In the northern parts of Germany, the emphasis is strongly directed towards the great Protestant composers such as J. S. Bach, H. Schtz, G. F. Telemann and Brahms to mention only a few. In the southern areas, both the "Sddeutsche Meister The Southern German Masters" are performed i.e., Mozart, Haydn, Beethoven (Der Wiener Klassik The Viennese Classical School) and Schubert, along with the Protestant composers already mentioned. As a result of the huge displacement of people caused by the effects of World War II, the traditional religious borders have changed considerably.
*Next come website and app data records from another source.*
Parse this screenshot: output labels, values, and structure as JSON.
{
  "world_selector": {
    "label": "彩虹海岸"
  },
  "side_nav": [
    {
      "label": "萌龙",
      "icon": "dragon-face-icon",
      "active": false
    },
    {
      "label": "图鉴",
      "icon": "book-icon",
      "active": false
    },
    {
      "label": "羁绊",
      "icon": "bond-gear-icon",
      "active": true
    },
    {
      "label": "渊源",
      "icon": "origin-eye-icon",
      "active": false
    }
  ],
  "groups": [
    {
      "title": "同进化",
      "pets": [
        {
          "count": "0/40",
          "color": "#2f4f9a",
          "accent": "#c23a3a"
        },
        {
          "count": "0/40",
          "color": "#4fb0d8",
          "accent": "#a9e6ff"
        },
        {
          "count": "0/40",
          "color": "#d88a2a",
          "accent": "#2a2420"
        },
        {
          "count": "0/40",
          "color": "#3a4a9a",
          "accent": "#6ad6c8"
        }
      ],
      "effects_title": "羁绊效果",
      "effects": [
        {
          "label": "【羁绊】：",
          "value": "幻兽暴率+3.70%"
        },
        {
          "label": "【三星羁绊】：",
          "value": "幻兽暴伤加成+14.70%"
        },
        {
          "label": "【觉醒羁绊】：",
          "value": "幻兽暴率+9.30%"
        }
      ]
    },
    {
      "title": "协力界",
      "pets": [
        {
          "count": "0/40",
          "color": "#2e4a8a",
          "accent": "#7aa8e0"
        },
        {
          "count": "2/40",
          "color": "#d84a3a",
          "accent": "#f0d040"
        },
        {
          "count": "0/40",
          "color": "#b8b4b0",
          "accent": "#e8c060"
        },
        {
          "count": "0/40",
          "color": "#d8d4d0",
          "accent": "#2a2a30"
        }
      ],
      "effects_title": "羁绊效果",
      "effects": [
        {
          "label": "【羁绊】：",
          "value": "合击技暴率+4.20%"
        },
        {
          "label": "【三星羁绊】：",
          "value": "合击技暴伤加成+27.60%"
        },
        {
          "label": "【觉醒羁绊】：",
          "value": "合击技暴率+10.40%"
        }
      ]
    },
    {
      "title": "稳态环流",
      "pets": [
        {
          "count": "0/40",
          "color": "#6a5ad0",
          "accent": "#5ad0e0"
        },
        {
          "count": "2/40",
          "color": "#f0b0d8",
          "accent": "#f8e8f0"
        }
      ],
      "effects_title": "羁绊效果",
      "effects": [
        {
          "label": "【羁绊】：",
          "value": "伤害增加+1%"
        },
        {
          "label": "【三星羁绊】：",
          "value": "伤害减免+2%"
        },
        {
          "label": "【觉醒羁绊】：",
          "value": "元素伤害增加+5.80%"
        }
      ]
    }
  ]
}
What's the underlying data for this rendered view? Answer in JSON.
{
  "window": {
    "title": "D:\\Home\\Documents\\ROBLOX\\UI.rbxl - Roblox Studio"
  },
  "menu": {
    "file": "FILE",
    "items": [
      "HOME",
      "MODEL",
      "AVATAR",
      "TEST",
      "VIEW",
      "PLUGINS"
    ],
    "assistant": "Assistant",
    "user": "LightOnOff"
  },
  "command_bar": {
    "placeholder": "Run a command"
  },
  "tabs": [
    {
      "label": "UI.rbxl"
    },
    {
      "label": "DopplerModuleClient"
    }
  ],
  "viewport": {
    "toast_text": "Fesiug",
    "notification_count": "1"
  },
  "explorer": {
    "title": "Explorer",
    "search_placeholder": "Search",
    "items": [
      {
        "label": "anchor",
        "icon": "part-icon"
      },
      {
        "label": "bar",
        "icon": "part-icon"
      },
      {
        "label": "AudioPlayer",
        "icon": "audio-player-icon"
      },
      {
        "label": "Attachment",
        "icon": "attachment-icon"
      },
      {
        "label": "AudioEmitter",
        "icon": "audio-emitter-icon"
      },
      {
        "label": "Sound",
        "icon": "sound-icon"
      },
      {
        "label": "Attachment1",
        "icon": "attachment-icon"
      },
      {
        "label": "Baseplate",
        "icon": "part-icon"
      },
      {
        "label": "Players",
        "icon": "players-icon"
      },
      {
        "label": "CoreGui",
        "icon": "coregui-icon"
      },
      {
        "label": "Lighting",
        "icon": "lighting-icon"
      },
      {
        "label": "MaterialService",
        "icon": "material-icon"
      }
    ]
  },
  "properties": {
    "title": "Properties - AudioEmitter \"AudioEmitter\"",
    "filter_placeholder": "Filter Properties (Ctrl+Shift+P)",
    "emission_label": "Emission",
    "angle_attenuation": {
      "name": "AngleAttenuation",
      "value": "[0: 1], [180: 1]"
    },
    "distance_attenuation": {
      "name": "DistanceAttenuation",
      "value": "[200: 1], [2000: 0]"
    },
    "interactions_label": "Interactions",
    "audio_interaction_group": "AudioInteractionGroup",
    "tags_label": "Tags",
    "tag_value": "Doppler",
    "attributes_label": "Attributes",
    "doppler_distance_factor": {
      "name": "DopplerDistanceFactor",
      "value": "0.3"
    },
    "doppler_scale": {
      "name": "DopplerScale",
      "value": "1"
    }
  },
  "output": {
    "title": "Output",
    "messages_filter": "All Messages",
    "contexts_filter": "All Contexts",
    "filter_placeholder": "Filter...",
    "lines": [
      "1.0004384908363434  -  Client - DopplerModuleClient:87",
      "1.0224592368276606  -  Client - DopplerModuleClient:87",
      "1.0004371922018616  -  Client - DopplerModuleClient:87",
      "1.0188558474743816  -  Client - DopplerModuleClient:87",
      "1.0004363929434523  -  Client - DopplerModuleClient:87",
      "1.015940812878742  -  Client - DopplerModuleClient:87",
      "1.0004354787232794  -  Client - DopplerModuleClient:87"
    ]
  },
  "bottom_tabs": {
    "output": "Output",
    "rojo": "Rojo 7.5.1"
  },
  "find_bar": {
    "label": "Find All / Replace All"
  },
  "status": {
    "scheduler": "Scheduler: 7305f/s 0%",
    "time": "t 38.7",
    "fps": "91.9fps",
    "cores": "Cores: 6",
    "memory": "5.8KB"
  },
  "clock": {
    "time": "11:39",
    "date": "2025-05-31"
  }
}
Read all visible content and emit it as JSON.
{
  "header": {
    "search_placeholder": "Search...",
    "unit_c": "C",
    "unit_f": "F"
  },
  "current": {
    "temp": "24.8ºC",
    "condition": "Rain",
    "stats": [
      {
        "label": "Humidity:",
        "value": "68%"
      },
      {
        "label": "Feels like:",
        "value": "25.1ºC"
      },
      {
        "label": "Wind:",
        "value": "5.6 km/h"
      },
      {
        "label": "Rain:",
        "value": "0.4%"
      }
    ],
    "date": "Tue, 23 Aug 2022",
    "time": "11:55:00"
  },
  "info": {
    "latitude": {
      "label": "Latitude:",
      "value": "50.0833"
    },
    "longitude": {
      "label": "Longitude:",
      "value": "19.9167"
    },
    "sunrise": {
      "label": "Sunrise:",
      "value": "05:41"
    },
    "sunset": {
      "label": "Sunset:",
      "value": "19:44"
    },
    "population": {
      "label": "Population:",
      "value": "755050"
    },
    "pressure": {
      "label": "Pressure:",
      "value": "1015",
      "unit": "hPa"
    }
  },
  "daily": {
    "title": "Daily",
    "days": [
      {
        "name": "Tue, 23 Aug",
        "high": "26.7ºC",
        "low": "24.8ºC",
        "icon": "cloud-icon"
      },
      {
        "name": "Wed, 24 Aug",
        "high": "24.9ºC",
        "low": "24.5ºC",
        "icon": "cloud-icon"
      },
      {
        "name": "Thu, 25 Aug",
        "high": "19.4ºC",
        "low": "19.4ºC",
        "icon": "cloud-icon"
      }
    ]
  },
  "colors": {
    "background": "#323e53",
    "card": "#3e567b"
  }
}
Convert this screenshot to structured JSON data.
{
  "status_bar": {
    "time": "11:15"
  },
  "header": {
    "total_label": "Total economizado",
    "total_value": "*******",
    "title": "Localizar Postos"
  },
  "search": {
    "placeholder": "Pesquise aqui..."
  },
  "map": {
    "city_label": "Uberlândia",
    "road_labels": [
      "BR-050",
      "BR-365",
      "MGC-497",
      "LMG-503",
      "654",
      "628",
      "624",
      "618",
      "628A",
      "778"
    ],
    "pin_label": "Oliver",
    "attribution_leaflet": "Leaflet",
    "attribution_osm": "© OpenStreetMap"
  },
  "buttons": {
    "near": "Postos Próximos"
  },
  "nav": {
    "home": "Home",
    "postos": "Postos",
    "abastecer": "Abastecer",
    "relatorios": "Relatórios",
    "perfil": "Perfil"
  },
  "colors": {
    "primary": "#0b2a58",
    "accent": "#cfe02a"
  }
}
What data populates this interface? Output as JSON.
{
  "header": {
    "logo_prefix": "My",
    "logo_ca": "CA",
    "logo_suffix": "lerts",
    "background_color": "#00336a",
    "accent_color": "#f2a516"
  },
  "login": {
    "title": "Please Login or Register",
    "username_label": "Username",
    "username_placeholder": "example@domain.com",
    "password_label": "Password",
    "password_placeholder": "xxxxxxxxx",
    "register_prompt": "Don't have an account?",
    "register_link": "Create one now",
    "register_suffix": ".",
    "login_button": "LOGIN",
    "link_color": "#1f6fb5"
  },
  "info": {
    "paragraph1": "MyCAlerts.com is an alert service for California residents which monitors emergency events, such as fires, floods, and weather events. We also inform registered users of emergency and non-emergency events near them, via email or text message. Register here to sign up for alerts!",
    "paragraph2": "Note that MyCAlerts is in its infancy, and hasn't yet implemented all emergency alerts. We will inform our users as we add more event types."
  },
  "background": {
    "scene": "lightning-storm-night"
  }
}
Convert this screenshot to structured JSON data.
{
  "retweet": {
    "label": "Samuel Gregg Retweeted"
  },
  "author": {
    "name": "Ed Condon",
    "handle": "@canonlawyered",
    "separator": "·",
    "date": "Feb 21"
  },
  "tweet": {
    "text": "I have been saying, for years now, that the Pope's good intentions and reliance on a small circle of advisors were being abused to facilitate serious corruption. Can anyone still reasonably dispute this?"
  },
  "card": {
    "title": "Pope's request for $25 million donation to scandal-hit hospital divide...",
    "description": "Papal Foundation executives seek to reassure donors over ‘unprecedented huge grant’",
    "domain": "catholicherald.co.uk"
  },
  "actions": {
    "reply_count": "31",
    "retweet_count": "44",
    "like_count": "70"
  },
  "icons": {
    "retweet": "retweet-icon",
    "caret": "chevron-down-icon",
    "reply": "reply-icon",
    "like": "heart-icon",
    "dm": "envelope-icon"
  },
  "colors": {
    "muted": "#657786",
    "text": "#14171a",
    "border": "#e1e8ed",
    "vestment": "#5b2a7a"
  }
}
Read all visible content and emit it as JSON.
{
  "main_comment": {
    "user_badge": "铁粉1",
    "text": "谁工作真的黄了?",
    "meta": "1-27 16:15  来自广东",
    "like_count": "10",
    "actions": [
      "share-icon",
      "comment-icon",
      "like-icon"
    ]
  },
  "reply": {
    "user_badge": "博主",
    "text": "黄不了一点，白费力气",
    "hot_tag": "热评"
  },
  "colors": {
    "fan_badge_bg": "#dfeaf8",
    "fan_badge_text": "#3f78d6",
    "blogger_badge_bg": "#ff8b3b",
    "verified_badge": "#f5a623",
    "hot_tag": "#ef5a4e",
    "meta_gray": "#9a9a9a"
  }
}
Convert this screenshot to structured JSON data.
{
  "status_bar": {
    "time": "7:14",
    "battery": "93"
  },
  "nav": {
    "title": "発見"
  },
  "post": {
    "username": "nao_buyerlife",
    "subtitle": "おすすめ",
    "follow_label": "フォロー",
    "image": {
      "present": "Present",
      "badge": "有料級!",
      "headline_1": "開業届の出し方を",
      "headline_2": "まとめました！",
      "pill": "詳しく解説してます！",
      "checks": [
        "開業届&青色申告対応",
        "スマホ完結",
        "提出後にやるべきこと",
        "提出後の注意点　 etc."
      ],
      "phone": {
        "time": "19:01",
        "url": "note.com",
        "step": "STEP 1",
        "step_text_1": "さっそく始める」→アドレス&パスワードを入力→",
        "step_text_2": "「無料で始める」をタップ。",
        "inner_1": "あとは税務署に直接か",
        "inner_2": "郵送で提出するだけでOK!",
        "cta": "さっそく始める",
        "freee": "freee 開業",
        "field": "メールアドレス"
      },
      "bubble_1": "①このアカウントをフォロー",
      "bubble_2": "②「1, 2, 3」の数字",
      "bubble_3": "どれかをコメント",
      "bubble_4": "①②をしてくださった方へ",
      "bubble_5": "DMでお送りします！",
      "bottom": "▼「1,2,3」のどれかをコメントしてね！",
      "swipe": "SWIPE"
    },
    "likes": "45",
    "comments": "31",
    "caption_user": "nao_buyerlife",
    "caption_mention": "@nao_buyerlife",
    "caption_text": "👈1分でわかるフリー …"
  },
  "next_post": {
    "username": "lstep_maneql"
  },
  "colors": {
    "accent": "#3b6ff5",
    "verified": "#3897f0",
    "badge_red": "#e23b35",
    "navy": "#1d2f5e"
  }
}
The focal point of a performance in oratorio must be the work itself and the intention of the composer, e.g., a Bach Passion. The performers are then part of an ensemble and one can often feel a sense of equality among the soloists and choir during a performance of one of these great works. Some solo parts are more exposed still no individual part should be greater than the whole. A soloist may have a more beautiful voice and a better aria to sing than the other colleagues still this is not as important as all the soloists working together as a team to present the work as honestly and as beautifully as possible so as to uplift the hearts and minds of the listener. One can learn to appreciate these necessary attributes by studying the life of a person such as J. S. Bach and his Lutheran outlook on sacred music.
The themes in oratorio are mainly concerned with God the creator, the ultimate virtues and the yearning of humanity to grasp the eschatological mysteries of life; i.e., all matters relating to the final things: death, resurrection, immortality, judgement, the second coming of Christ and the eternal reign of God. This does not imply that one has to be a strict believer of a certain religion to give a good and faithful rendition of a particular work. Ideally the artist needs to be sensitive towards the subject of the composition itself enabling one to perform with feeling and sincerity. It is desirable to be able to transcend our worldly wants and daily humdrum and aspire to the positive virtues of life.
Our General Music Director Zubin Metha, who is not of the Christian faith, conducted an outstanding performance of the Quattro Pezzi Sacri-Four Sacred Pieces of Giuseppe Verdi. Zubin Metha is a member of the Parsi religion who follows the teachings of the prophet Zarathustra. Zubin Mehta will sadly leave us on July 31st to become chief of the newly built opera house of Valencia in Spain. He has indeed a great love for Sacred Music which he learned playing at Sunday masses during his student days in Vienna.